▸ Excerpted data:

###

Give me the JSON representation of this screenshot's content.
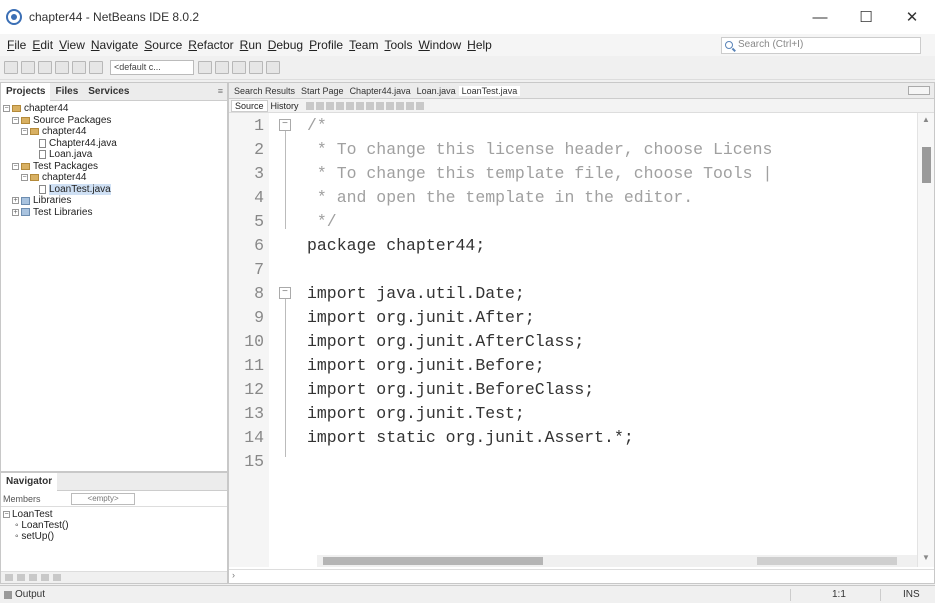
{
  "window": {
    "title": "chapter44 - NetBeans IDE 8.0.2",
    "controls": [
      "—",
      "☐",
      "✕"
    ]
  },
  "menubar": {
    "items": [
      "File",
      "Edit",
      "View",
      "Navigate",
      "Source",
      "Refactor",
      "Run",
      "Debug",
      "Profile",
      "Team",
      "Tools",
      "Window",
      "Help"
    ],
    "search_placeholder": "Search (Ctrl+I)"
  },
  "toolbar": {
    "config": "<default c..."
  },
  "projects": {
    "tabs": [
      "Projects",
      "Files",
      "Services"
    ],
    "tree": [
      {
        "label": "chapter44",
        "level": 0,
        "type": "project"
      },
      {
        "label": "Source Packages",
        "level": 1,
        "type": "folder"
      },
      {
        "label": "chapter44",
        "level": 2,
        "type": "package"
      },
      {
        "label": "Chapter44.java",
        "level": 3,
        "type": "file"
      },
      {
        "label": "Loan.java",
        "level": 3,
        "type": "file"
      },
      {
        "label": "Test Packages",
        "level": 1,
        "type": "folder"
      },
      {
        "label": "chapter44",
        "level": 2,
        "type": "package"
      },
      {
        "label": "LoanTest.java",
        "level": 3,
        "type": "file",
        "selected": true
      },
      {
        "label": "Libraries",
        "level": 1,
        "type": "lib"
      },
      {
        "label": "Test Libraries",
        "level": 1,
        "type": "lib"
      }
    ]
  },
  "navigator": {
    "title": "Navigator",
    "filter_label": "Members",
    "filter_value": "<empty>",
    "tree": [
      "LoanTest",
      "LoanTest()",
      "setUp()"
    ]
  },
  "editor": {
    "tabs": [
      "Search Results",
      "Start Page",
      "Chapter44.java",
      "Loan.java",
      "LoanTest.java"
    ],
    "active_tab": "LoanTest.java",
    "view_tabs": [
      "Source",
      "History"
    ],
    "lines": [
      {
        "n": "1",
        "text": "/*",
        "comment": true
      },
      {
        "n": "2",
        "text": " * To change this license header, choose Licens",
        "comment": true
      },
      {
        "n": "3",
        "text": " * To change this template file, choose Tools |",
        "comment": true
      },
      {
        "n": "4",
        "text": " * and open the template in the editor.",
        "comment": true
      },
      {
        "n": "5",
        "text": " */",
        "comment": true
      },
      {
        "n": "6",
        "text": "package chapter44;",
        "comment": false
      },
      {
        "n": "7",
        "text": "",
        "comment": false
      },
      {
        "n": "8",
        "text": "import java.util.Date;",
        "comment": false
      },
      {
        "n": "9",
        "text": "import org.junit.After;",
        "comment": false
      },
      {
        "n": "10",
        "text": "import org.junit.AfterClass;",
        "comment": false
      },
      {
        "n": "11",
        "text": "import org.junit.Before;",
        "comment": false
      },
      {
        "n": "12",
        "text": "import org.junit.BeforeClass;",
        "comment": false
      },
      {
        "n": "13",
        "text": "import org.junit.Test;",
        "comment": false
      },
      {
        "n": "14",
        "text": "import static org.junit.Assert.*;",
        "comment": false
      },
      {
        "n": "15",
        "text": "",
        "comment": false
      }
    ]
  },
  "statusbar": {
    "output": "Output",
    "position": "1:1",
    "mode": "INS"
  }
}
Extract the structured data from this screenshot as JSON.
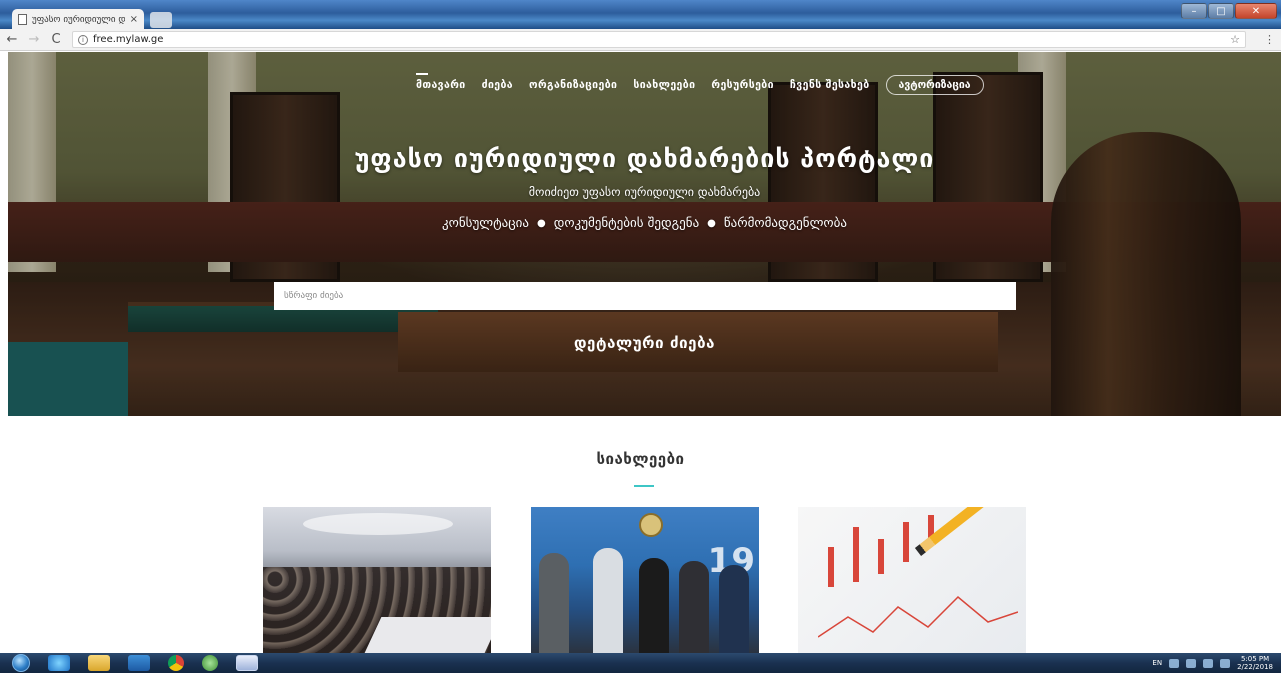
{
  "browser": {
    "tab_title": "უფასო იურიდიული დ",
    "tab_close": "×",
    "url": "free.mylaw.ge",
    "back": "←",
    "forward": "→",
    "reload": "C",
    "star": "☆",
    "menu": "⋮"
  },
  "nav": {
    "items": [
      "მთავარი",
      "ძიება",
      "ორგანიზაციები",
      "სიახლეები",
      "რესურსები",
      "ჩვენს შესახებ"
    ],
    "auth": "ავტორიზაცია"
  },
  "hero": {
    "title": "უფასო იურიდიული დახმარების პორტალი",
    "subtitle": "მოიძიეთ უფასო იურიდიული დახმარება",
    "services": [
      "კონსულტაცია",
      "დოკუმენტების შედგენა",
      "წარმომადგენლობა"
    ],
    "bullet": "●",
    "search_placeholder": "სწრაფი ძიება",
    "advanced_search": "დეტალური ძიება"
  },
  "news": {
    "heading": "სიახლეები"
  },
  "card2_number": "19",
  "taskbar": {
    "lang": "EN",
    "time": "5:05 PM",
    "date": "2/22/2018"
  },
  "colors": {
    "accent": "#3ec6c6",
    "taskbar": "#1a3150"
  }
}
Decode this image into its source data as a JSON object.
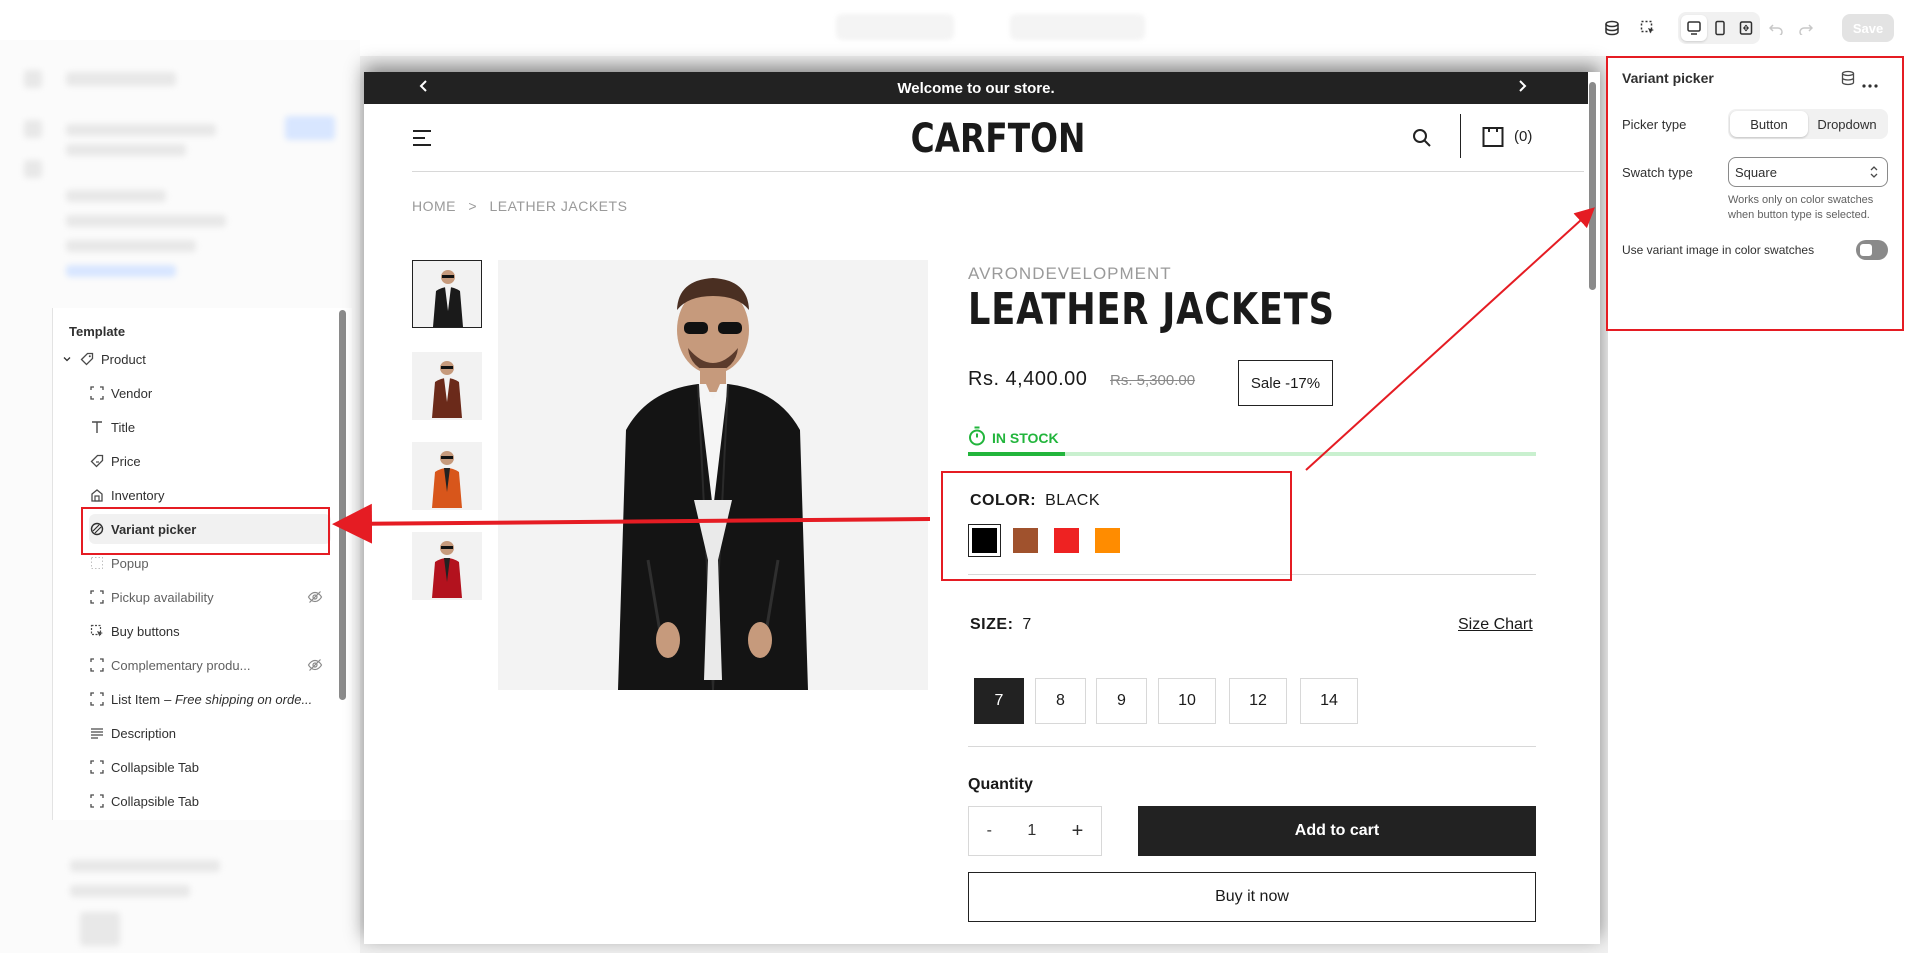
{
  "toolbar": {
    "save_label": "Save"
  },
  "template_panel": {
    "title": "Template",
    "items": [
      {
        "label": "Product",
        "icon": "tag-icon"
      },
      {
        "label": "Vendor",
        "icon": "block-icon"
      },
      {
        "label": "Title",
        "icon": "text-icon"
      },
      {
        "label": "Price",
        "icon": "price-tag-icon"
      },
      {
        "label": "Inventory",
        "icon": "inventory-icon"
      },
      {
        "label": "Variant picker",
        "icon": "variant-icon"
      },
      {
        "label": "Popup",
        "icon": "dotted-block-icon"
      },
      {
        "label": "Pickup availability",
        "icon": "block-icon"
      },
      {
        "label": "Buy buttons",
        "icon": "cursor-icon"
      },
      {
        "label": "Complementary produ...",
        "icon": "block-icon"
      },
      {
        "label": "List Item",
        "label_suffix": "– Free shipping on orde...",
        "icon": "block-icon"
      },
      {
        "label": "Description",
        "icon": "paragraph-icon"
      },
      {
        "label": "Collapsible Tab",
        "icon": "block-icon"
      },
      {
        "label": "Collapsible Tab",
        "icon": "block-icon"
      }
    ]
  },
  "store": {
    "announcement": "Welcome to our store.",
    "logo": "CARFTON",
    "cart_count": "(0)",
    "breadcrumb": {
      "home": "HOME",
      "sep": ">",
      "current": "LEATHER JACKETS"
    },
    "vendor": "AVRONDEVELOPMENT",
    "title": "LEATHER JACKETS",
    "price": "Rs. 4,400.00",
    "compare_price": "Rs. 5,300.00",
    "sale_badge": "Sale -17%",
    "stock_label": "IN STOCK",
    "stock_level": 0.17,
    "color_label": "COLOR:",
    "color_value": "BLACK",
    "swatches": [
      {
        "name": "Black",
        "color": "#000000"
      },
      {
        "name": "Brown",
        "color": "#a0522d"
      },
      {
        "name": "Red",
        "color": "#ee2222"
      },
      {
        "name": "Orange",
        "color": "#ff8c00"
      }
    ],
    "size_label": "SIZE:",
    "size_value": "7",
    "size_chart": "Size Chart",
    "sizes": [
      "7",
      "8",
      "9",
      "10",
      "12",
      "14"
    ],
    "quantity_label": "Quantity",
    "qty_minus": "-",
    "qty_value": "1",
    "qty_plus": "+",
    "add_to_cart": "Add to cart",
    "buy_now": "Buy it now"
  },
  "settings_panel": {
    "title": "Variant picker",
    "picker_type_label": "Picker type",
    "picker_options": [
      "Button",
      "Dropdown"
    ],
    "swatch_type_label": "Swatch type",
    "swatch_value": "Square",
    "swatch_help": "Works only on color swatches when button type is selected.",
    "variant_image_label": "Use variant image in color swatches"
  },
  "colors": {
    "annotation": "#e51c23",
    "stock_green": "#22b53c",
    "dark": "#222222"
  }
}
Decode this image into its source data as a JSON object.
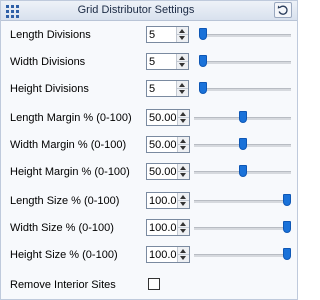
{
  "title": "Grid Distributor Settings",
  "icons": {
    "app": "grid-icon",
    "reset": "reset-icon"
  },
  "accent": "#1a72d9",
  "fields": [
    {
      "label": "Length Divisions",
      "value": "5",
      "slider_fraction": 0.0
    },
    {
      "label": "Width Divisions",
      "value": "5",
      "slider_fraction": 0.0
    },
    {
      "label": "Height Divisions",
      "value": "5",
      "slider_fraction": 0.0
    },
    {
      "label": "Length Margin % (0-100)",
      "value": "50.00",
      "slider_fraction": 0.5
    },
    {
      "label": "Width Margin % (0-100)",
      "value": "50.00",
      "slider_fraction": 0.5
    },
    {
      "label": "Height Margin % (0-100)",
      "value": "50.00",
      "slider_fraction": 0.5
    },
    {
      "label": "Length Size % (0-100)",
      "value": "100.0",
      "slider_fraction": 1.0
    },
    {
      "label": "Width Size % (0-100)",
      "value": "100.0",
      "slider_fraction": 1.0
    },
    {
      "label": "Height Size % (0-100)",
      "value": "100.0",
      "slider_fraction": 1.0
    }
  ],
  "remove_interior_sites": {
    "label": "Remove Interior Sites",
    "checked": false
  }
}
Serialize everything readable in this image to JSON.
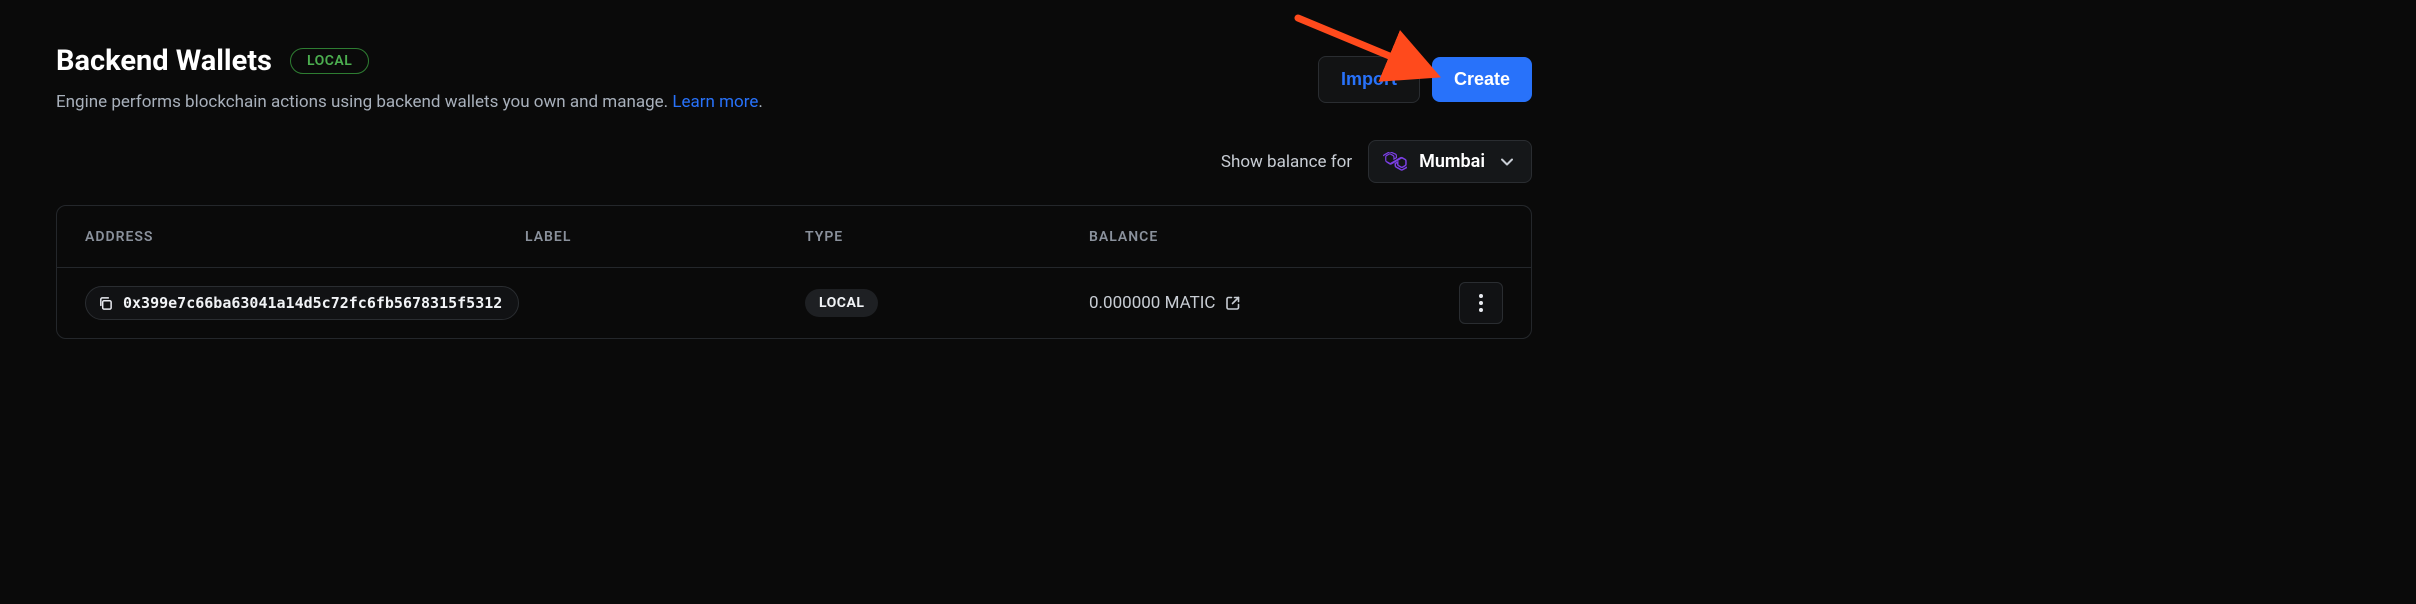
{
  "header": {
    "title": "Backend Wallets",
    "badge": "LOCAL",
    "subtitle_text": "Engine performs blockchain actions using backend wallets you own and manage. ",
    "learn_more": "Learn more",
    "period": "."
  },
  "actions": {
    "import_label": "Import",
    "create_label": "Create"
  },
  "balance": {
    "label": "Show balance for",
    "network": "Mumbai"
  },
  "table": {
    "columns": {
      "address": "ADDRESS",
      "label": "LABEL",
      "type": "TYPE",
      "balance": "BALANCE"
    },
    "rows": [
      {
        "address": "0x399e7c66ba63041a14d5c72fc6fb5678315f5312",
        "label": "",
        "type": "LOCAL",
        "balance": "0.000000 MATIC"
      }
    ]
  }
}
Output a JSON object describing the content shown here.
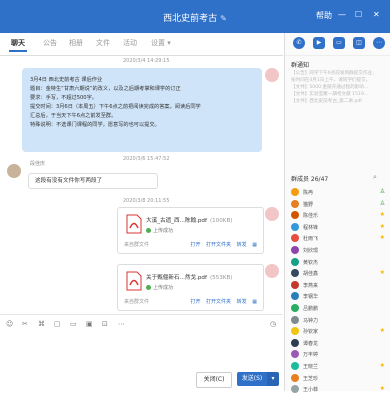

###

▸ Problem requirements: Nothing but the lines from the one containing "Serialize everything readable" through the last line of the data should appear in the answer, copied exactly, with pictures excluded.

▸ Response box:
Serialize everything readable in this image to JSON.
{
  "header": {
    "title": "Backend Wallets",
    "badge": "LOCAL",
    "subtitle_text": "Engine performs blockchain actions using backend wallets you own and manage. ",
    "learn_more": "Learn more",
    "period": "."
  },
  "actions": {
    "import_label": "Import",
    "create_label": "Create"
  },
  "balance": {
    "label": "Show balance for",
    "network": "Mumbai"
  },
  "table": {
    "columns": {
      "address": "ADDRESS",
      "label": "LABEL",
      "type": "TYPE",
      "balance": "BALANCE"
    },
    "rows": [
      {
        "address": "0x399e7c66ba63041a14d5c72fc6fb5678315f5312",
        "label": "",
        "type": "LOCAL",
        "balance": "0.000000 MATIC"
      }
    ]
  }
}
Output a JSON object describing the content shown here.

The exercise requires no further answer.